    Like

  9. Thank you, Stacey, I, too, have become much less committed to finishing books than I used to be. We all have different tastes, and as we mature, I think we better realize what we like and don’t like. With so many options and so little time, we need to make our own choices about things we can in life. 🙂 Thanks again for sharing your thoughts.

    Like

  10. I’m bad about this but growing at least. 🙂 I have had a very similar experience with Russian literature! I trudged through Anna Karenina (hated it!) then through The Brothers Karamazov because someone said Dostoyevsky was better. Nope. I apparently enjoy when other people quote Russian novels much more than I enjoy reading them myself!

    Thanks for linking up with Booknificent Thursday! Looking forward to seeing what you’ve got this week!
    Tina

    Like

  11. adrianscrazylife says

    I need to keep learning this lesson over and over again. Not so much with books – I am pretty good about dumping a book or a movie if I’m not enjoying it, but just with life in general. I have friends and family members that I need to distance myself from, roles that I need to be finished with, projects I need to give up, but it’s always hard for me. I’m a hopeful person and I always have that feeling that things are going to turn around if I just hang in there long enough.

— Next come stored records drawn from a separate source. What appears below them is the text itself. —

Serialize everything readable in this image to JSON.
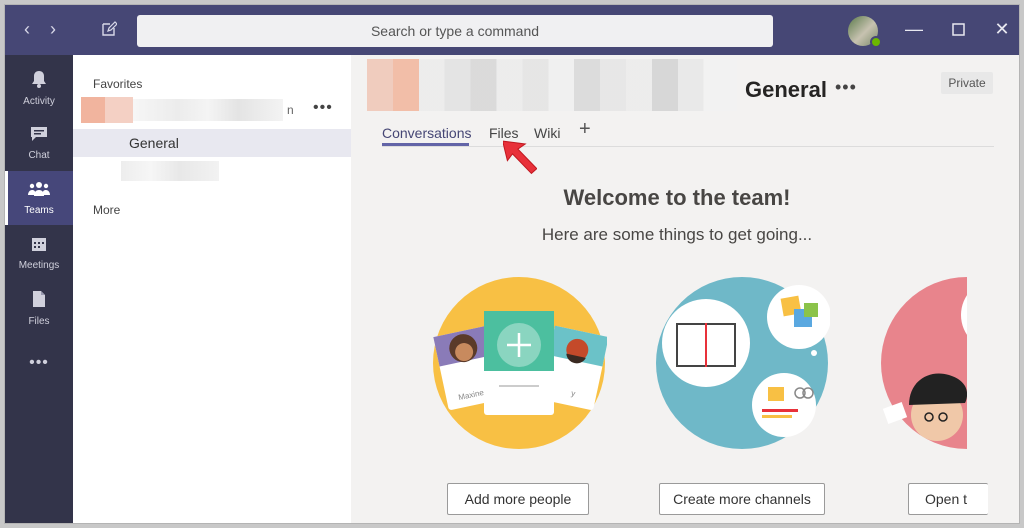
{
  "titlebar": {
    "search_placeholder": "Search or type a command"
  },
  "rail": {
    "items": [
      {
        "label": "Activity",
        "icon": "bell-icon"
      },
      {
        "label": "Chat",
        "icon": "chat-icon"
      },
      {
        "label": "Teams",
        "icon": "teams-icon"
      },
      {
        "label": "Meetings",
        "icon": "calendar-icon"
      },
      {
        "label": "Files",
        "icon": "file-icon"
      }
    ],
    "more": "•••"
  },
  "panel": {
    "favorites_label": "Favorites",
    "team_name_suffix": "n",
    "team_more": "•••",
    "channel_general": "General",
    "more_label": "More"
  },
  "main": {
    "channel_title": "General",
    "channel_more": "•••",
    "private_badge": "Private",
    "tabs": [
      {
        "label": "Conversations",
        "active": true
      },
      {
        "label": "Files",
        "active": false
      },
      {
        "label": "Wiki",
        "active": false
      }
    ],
    "tab_add": "+",
    "welcome_title": "Welcome to the team!",
    "welcome_subtitle": "Here are some things to get going...",
    "illustration_labels": [
      "Maxine",
      "y"
    ],
    "actions": [
      {
        "label": "Add more people"
      },
      {
        "label": "Create more channels"
      },
      {
        "label": "Open t"
      }
    ]
  },
  "colors": {
    "titlebar": "#464775",
    "rail": "#33344a",
    "accent": "#6264a7",
    "annotation_arrow": "#e8313a"
  }
}
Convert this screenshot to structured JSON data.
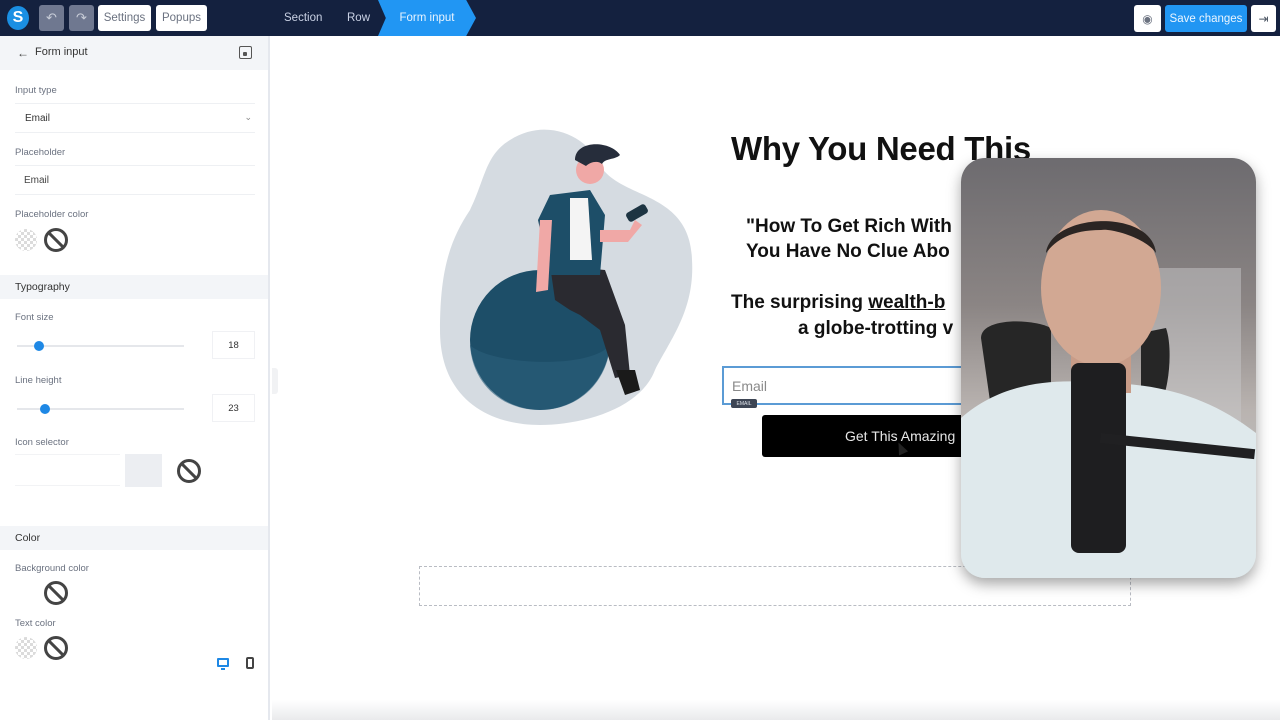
{
  "topbar": {
    "logo_letter": "S",
    "undo_icon": "↶",
    "redo_icon": "↷",
    "settings_label": "Settings",
    "popups_label": "Popups",
    "breadcrumbs": [
      "Section",
      "Row",
      "Form input"
    ],
    "preview_icon": "◉",
    "save_label": "Save changes",
    "exit_icon": "⇥"
  },
  "sidebar": {
    "back_icon": "←",
    "title": "Form input",
    "input_type_label": "Input type",
    "input_type_value": "Email",
    "input_type_chevron": "⌄",
    "placeholder_label": "Placeholder",
    "placeholder_value": "Email",
    "placeholder_color_label": "Placeholder color",
    "typography_heading": "Typography",
    "font_size_label": "Font size",
    "font_size_value": "18",
    "font_size_slider_percent": 13,
    "line_height_label": "Line height",
    "line_height_value": "23",
    "line_height_slider_percent": 17,
    "icon_selector_label": "Icon selector",
    "color_heading": "Color",
    "background_color_label": "Background color",
    "text_color_label": "Text color"
  },
  "canvas": {
    "headline": "Why You Need This",
    "quote_lines": [
      "\"How To Get Rich With",
      "You Have No Clue Abo"
    ],
    "sub_prefix": "The surprising ",
    "sub_link": "wealth-b",
    "sub_line2": "a globe-trotting v",
    "email_placeholder": "Email",
    "email_tag": "EMAIL",
    "cta_label": "Get This Amazing"
  },
  "colors": {
    "topbar_bg": "#14213f",
    "accent": "#2196f3",
    "cta_bg": "#000000",
    "illustration_navy": "#1d4e68",
    "illustration_blob": "#d5dbe1"
  }
}
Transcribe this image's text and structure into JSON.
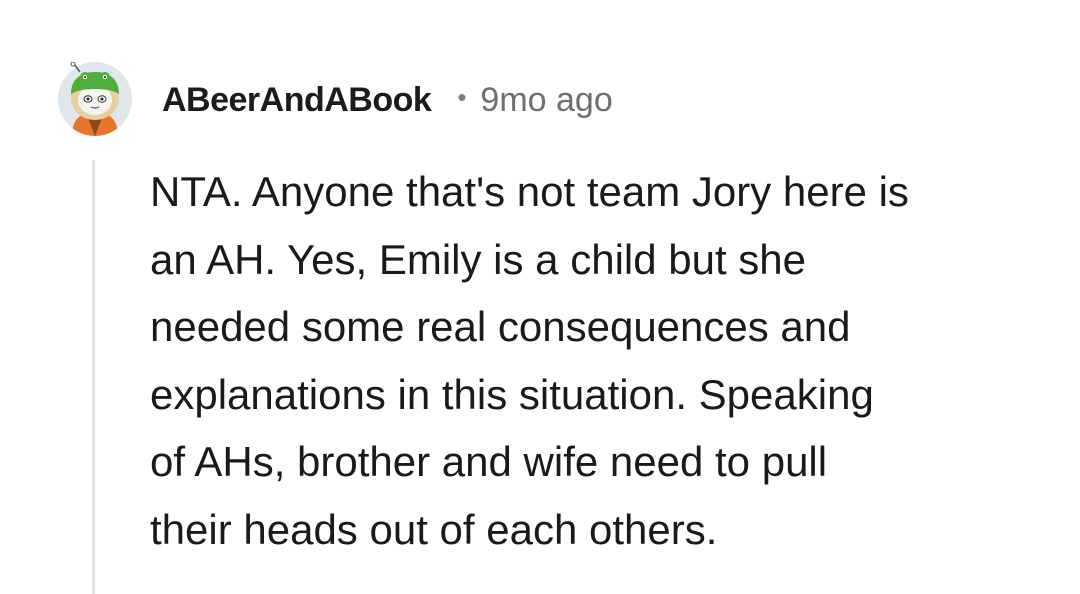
{
  "comment": {
    "author": "ABeerAndABook",
    "separator": "•",
    "age": "9mo ago",
    "body_lines": [
      "NTA. Anyone that's not team Jory here is",
      "an AH. Yes, Emily is a child but she",
      "needed some real consequences and",
      "explanations in this situation. Speaking",
      "of AHs, brother and wife need to pull",
      "their heads out of each others."
    ],
    "avatar_icon": "snoo-avatar-icon"
  },
  "colors": {
    "background": "#ffffff",
    "text": "#1a1a1b",
    "meta": "#6f6f6f",
    "thread_line": "#e4e4e4"
  }
}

But then it always feels so good when I finally decide to pull the plug on something. I need to remember that feeling.

    Like

  12. If I can’t get into a book within a reasonable amount of pages, I quit. The one exception was the The Girl with the Dragon Tattoo. I started and put that book down numerous times. Then my friend told me I had to get past the first 100+ pages and I would love it. So I started over yet again, and she was right. I did love it. But normally, I’d just quit reading, and that would be that.

    Like

  13. This is so validating! I just started allowing myself to quit too. I want my life to open up in some way when I read…

    Just found your blog via Modern Mrs. Darcy by the way!

    Like

  14. Pingback: Summer Reading, Part II | The Anonymous Blonde

  15. Yes, I’m a quitter. I used to feel the same obligation to finish books, but no more. If I don’t like the writing style or the characters get on my nerves-I’m done. If I bought the book, I get a bit annoyed at losing money on something I didn’t enjoy. If it was a library book or a cheapie, there is no guilt,lol.

    Like

  16. eclipsed823 says

    After having two small children, a full time job, and a house to run, life is too short to waste on crappy books!

    Like

Comments are closed.